At home after years, migrants eagerly waiting for Raksha Bandhan amid Covid-19 gloom
Ajay Pal, a migrant labourer who returned from Mumbai to his village in Pratapgarh due to Covid-19 lockdown in early May, is happy.
“This Raksha Bandhan, it will be exactly 12 years since my sister tied rakhi on my wrist. All these years I had been away,” said Pal, who is eagerly waiting for Raksha Bandhan.
Pal, who worked as a mechanic in Mumbai, is using this time to meet the members of his extended family and relatives and replenish the old ties which he overlooked while working in Mumbai.
“I left home when I was 18. That was the last time I got rakhi tied by my sister. I have got this opportunity again this time,” said Pal.
He is third born among four children. Pal is two years younger to Rupa, the only sister among three brothers. Rupa was married two years after Pal left for Mumbai in search of work. He met Rupa on several occasions in the meantime, but never on Raksha Bandhan.
“I use to visit my village only during Diwali or Holi. I use to speak to my sister on phone on rakhi but never thought of visiting her on the day. I think I should have come every year just for few days around rakhi, after all she is our only sister,” said Pal.
As the day gets closer, Pal has started keeping a close watch on the notices of lockdown issued by the government.
“The house of my sister is some 15 kilometres away from here. It will be difficult for me if lockdown is declared due to rising Covid-19 cases. In that case I will have to think of some other way but I have made up my mind to meet my sister on rakhi which is on August 3 this year,” asserted Ajay adding that his younger brother will also accompany him.
Another migrant worker, Dinesh Verma, 36, in Prayagraj district is also looking forward to meeting his sisters on Raksha Bandhan.
“I will meet my sisters after five years on this Raksha Bandhan day. Though they used to post me rakhi every year, getting it tied by them will be special,” Verma said.
Both his sisters, Divya and Madhuri, are married in the same district some 20 kilometres away from his house. Verma has asked his wife to prepare some sweets at home which he would take as a gift to their house on rakhi.
“I use to send money for my sisters on rakhi in the past years but don’t have much to give this time. My wife will prepare something that I will take along with me,” said Verma, who worked as a waiter in a restaurant in Nagpur before Covid-19 pandemic hit.

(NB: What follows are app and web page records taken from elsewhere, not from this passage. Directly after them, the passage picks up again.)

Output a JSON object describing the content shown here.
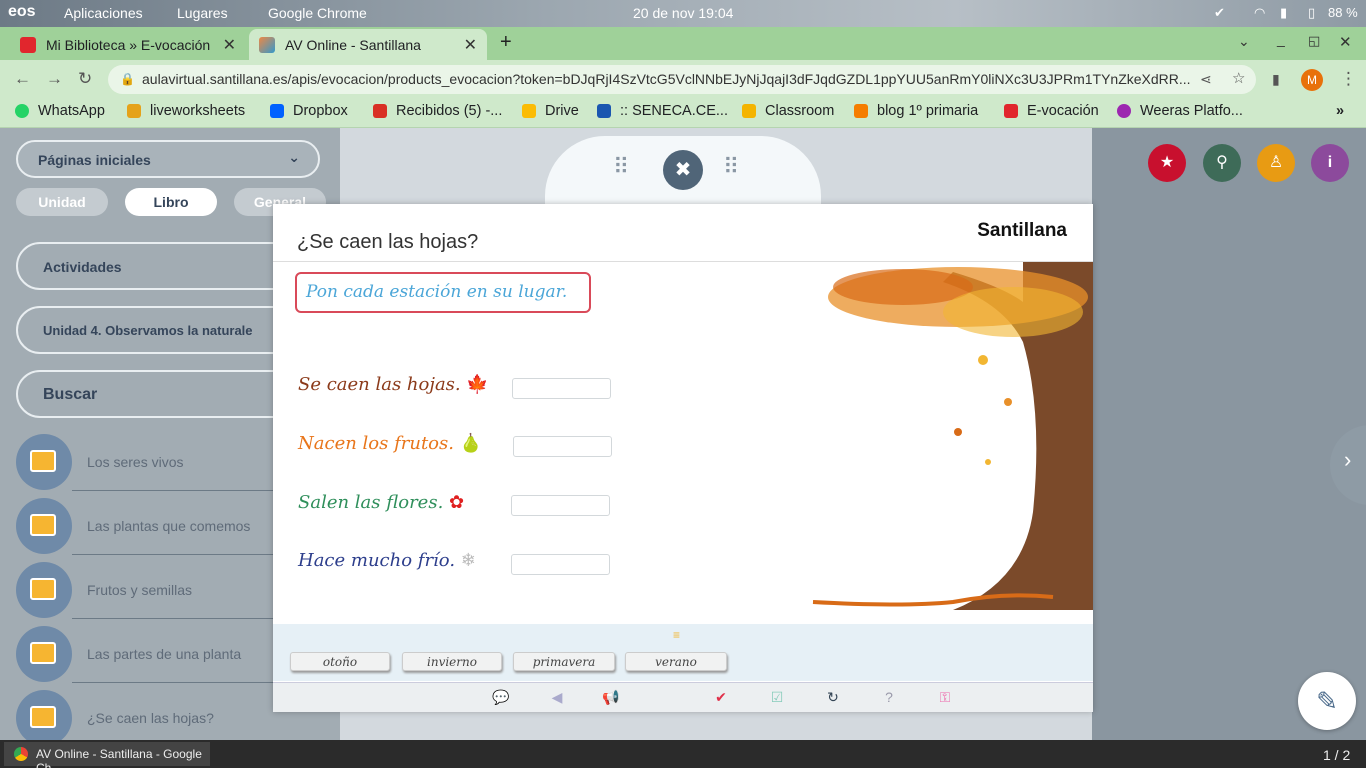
{
  "system_bar": {
    "logo": "eos",
    "menu_apps": "Aplicaciones",
    "menu_places": "Lugares",
    "menu_chrome": "Google Chrome",
    "datetime": "20 de nov  19:04",
    "battery": "88 %"
  },
  "browser": {
    "tabs": [
      {
        "title": "Mi Biblioteca » E-vocación",
        "active": false
      },
      {
        "title": "AV Online - Santillana",
        "active": true
      }
    ],
    "new_tab": "+",
    "url": "aulavirtual.santillana.es/apis/evocacion/products_evocacion?token=bDJqRjI4SzVtcG5VclNNbEJyNjJqajI3dFJqdGZDL1ppYUU5anRmY0liNXc3U3JPRm1TYnZkeXdRR...",
    "profile_initial": "M",
    "bookmarks": [
      {
        "label": "WhatsApp",
        "color": "#25d366"
      },
      {
        "label": "liveworksheets",
        "color": "#e5a21a"
      },
      {
        "label": "Dropbox",
        "color": "#0061ff"
      },
      {
        "label": "Recibidos (5) -...",
        "color": "#d93025"
      },
      {
        "label": "Drive",
        "color": "#fbbc04"
      },
      {
        "label": ":: SENECA.CE...",
        "color": "#1a56b0"
      },
      {
        "label": "Classroom",
        "color": "#f4b400"
      },
      {
        "label": "blog 1º primaria",
        "color": "#f57d00"
      },
      {
        "label": "E-vocación",
        "color": "#e1262d"
      },
      {
        "label": "Weeras Platfo...",
        "color": "#9c27b0"
      }
    ],
    "more": "»"
  },
  "sidebar": {
    "dropdown": "Páginas iniciales",
    "tabs": [
      "Unidad",
      "Libro",
      "General"
    ],
    "actividades": "Actividades",
    "unidad": "Unidad 4. Observamos la naturale",
    "buscar": "Buscar",
    "items": [
      "Los seres vivos",
      "Las plantas que comemos",
      "Frutos y semillas",
      "Las partes de una planta",
      "¿Se caen las hojas?"
    ]
  },
  "activity": {
    "title": "¿Se caen las hojas?",
    "brand": "Santillana",
    "instruction": "Pon cada estación en su lugar.",
    "sentences": [
      {
        "text": "Se caen las hojas.",
        "color": "#8b3a1a",
        "icon": "leaf-icon",
        "answer": ""
      },
      {
        "text": "Nacen los frutos.",
        "color": "#e8751a",
        "icon": "pear-icon",
        "answer": ""
      },
      {
        "text": "Salen las flores.",
        "color": "#2f8f5b",
        "icon": "flower-icon",
        "answer": ""
      },
      {
        "text": "Hace mucho frío.",
        "color": "#2d3e8c",
        "icon": "snowflake-icon",
        "answer": ""
      }
    ],
    "options": [
      "otoño",
      "invierno",
      "primavera",
      "verano"
    ]
  },
  "taskbar": {
    "window": "AV Online - Santillana - Google Ch...",
    "workspace": "1 / 2"
  }
}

He lost his job and returned home on one of the Shramik special trains. He now helps his father on the farms. “Like me there are many migrant workers who will meet their sisters after a long time on this festival, which has come as a brief glimmer in these gloomy times,” said Verma.